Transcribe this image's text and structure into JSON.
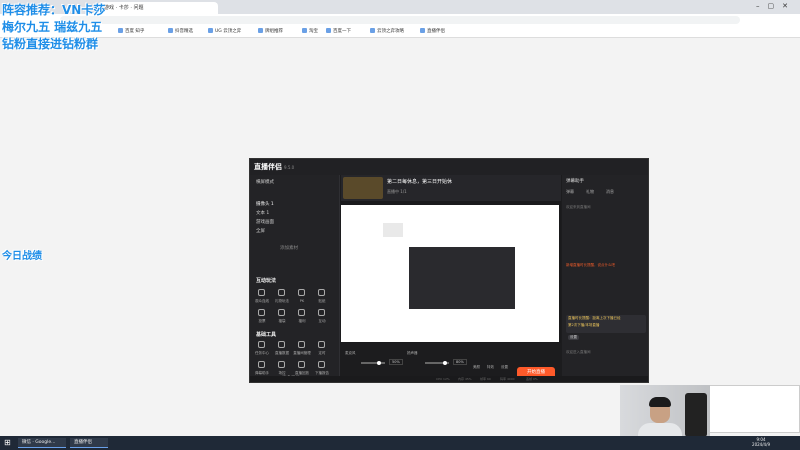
{
  "overlay": {
    "line1": "阵容推荐：VN卡莎",
    "line2": "梅尔九五 瑞兹九五",
    "line3": "钻粉直接进钻粉群",
    "stats": "今日战绩"
  },
  "browser": {
    "tab_title": "游戏 · 卡莎 · 问题",
    "url": "",
    "bookmarks": [
      "百度 知乎",
      "抖音精选",
      "UG 云顶之弈",
      "牌组推荐",
      "淘宝",
      "百度一下",
      "云顶之弈攻略",
      "直播伴侣"
    ]
  },
  "app": {
    "name": "直播伴侣",
    "version": "9.5.0",
    "sidebar": {
      "mode": "横屏模式",
      "add_scene": "添加素材",
      "scenes": [
        "摄像头 1",
        "文本 1",
        "游戏画面",
        "全屏"
      ],
      "section_interact": "互动玩法",
      "interact_items": [
        "观众连线",
        "礼物玩法",
        "PK",
        "贴纸",
        "投票",
        "福袋",
        "福利",
        "互动"
      ],
      "section_tools": "基础工具",
      "tool_items": [
        "任务中心",
        "直播数据",
        "直播间管理",
        "定时",
        "弹幕助手",
        "场控",
        "直播回放",
        "下播报告"
      ],
      "more_tools": "更多工具"
    },
    "stream": {
      "title": "第二日每休息，第三日开始休",
      "sub": "直播中 1/1"
    },
    "controls": {
      "mic_label": "麦克风",
      "mic_pct": "50%",
      "speaker_label": "扬声器",
      "speaker_pct": "80%",
      "start": "开始直播",
      "icons": [
        "美颜",
        "特效",
        "设置"
      ]
    },
    "right": {
      "header": "弹幕助手",
      "tabs": [
        "弹幕",
        "礼物",
        "消息"
      ],
      "msg1": "新增直播时长提醒，说点什么吧",
      "msg2": "欢迎来到直播间",
      "bubble1": "直播时长提醒：距离上次下播已经",
      "bubble2": "第2次下播/本场直播",
      "badge": "设置",
      "foot": "欢迎进入直播间"
    },
    "status": [
      "CPU 12%",
      "内存 45%",
      "帧率 60",
      "码率 4000",
      "丢帧 0%"
    ]
  },
  "taskbar": {
    "items": [
      "微信 · Google...",
      "直播伴侣"
    ],
    "time": "9:04",
    "date": "2024/4/9"
  }
}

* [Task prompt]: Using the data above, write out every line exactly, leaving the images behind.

* [Response below]:
Transcribe this image's text and structure into JSON.
{
  "overlay": {
    "line1": "阵容推荐：VN卡莎",
    "line2": "梅尔九五 瑞兹九五",
    "line3": "钻粉直接进钻粉群",
    "stats": "今日战绩"
  },
  "browser": {
    "tab_title": "游戏 · 卡莎 · 问题",
    "url": "",
    "bookmarks": [
      "百度 知乎",
      "抖音精选",
      "UG 云顶之弈",
      "牌组推荐",
      "淘宝",
      "百度一下",
      "云顶之弈攻略",
      "直播伴侣"
    ]
  },
  "app": {
    "name": "直播伴侣",
    "version": "9.5.0",
    "sidebar": {
      "mode": "横屏模式",
      "add_scene": "添加素材",
      "scenes": [
        "摄像头 1",
        "文本 1",
        "游戏画面",
        "全屏"
      ],
      "section_interact": "互动玩法",
      "interact_items": [
        "观众连线",
        "礼物玩法",
        "PK",
        "贴纸",
        "投票",
        "福袋",
        "福利",
        "互动"
      ],
      "section_tools": "基础工具",
      "tool_items": [
        "任务中心",
        "直播数据",
        "直播间管理",
        "定时",
        "弹幕助手",
        "场控",
        "直播回放",
        "下播报告"
      ],
      "more_tools": "更多工具"
    },
    "stream": {
      "title": "第二日每休息，第三日开始休",
      "sub": "直播中 1/1"
    },
    "controls": {
      "mic_label": "麦克风",
      "mic_pct": "50%",
      "speaker_label": "扬声器",
      "speaker_pct": "80%",
      "start": "开始直播",
      "icons": [
        "美颜",
        "特效",
        "设置"
      ]
    },
    "right": {
      "header": "弹幕助手",
      "tabs": [
        "弹幕",
        "礼物",
        "消息"
      ],
      "msg1": "新增直播时长提醒，说点什么吧",
      "msg2": "欢迎来到直播间",
      "bubble1": "直播时长提醒：距离上次下播已经",
      "bubble2": "第2次下播/本场直播",
      "badge": "设置",
      "foot": "欢迎进入直播间"
    },
    "status": [
      "CPU 12%",
      "内存 45%",
      "帧率 60",
      "码率 4000",
      "丢帧 0%"
    ]
  },
  "taskbar": {
    "items": [
      "微信 · Google...",
      "直播伴侣"
    ],
    "time": "9:04",
    "date": "2024/4/9"
  }
}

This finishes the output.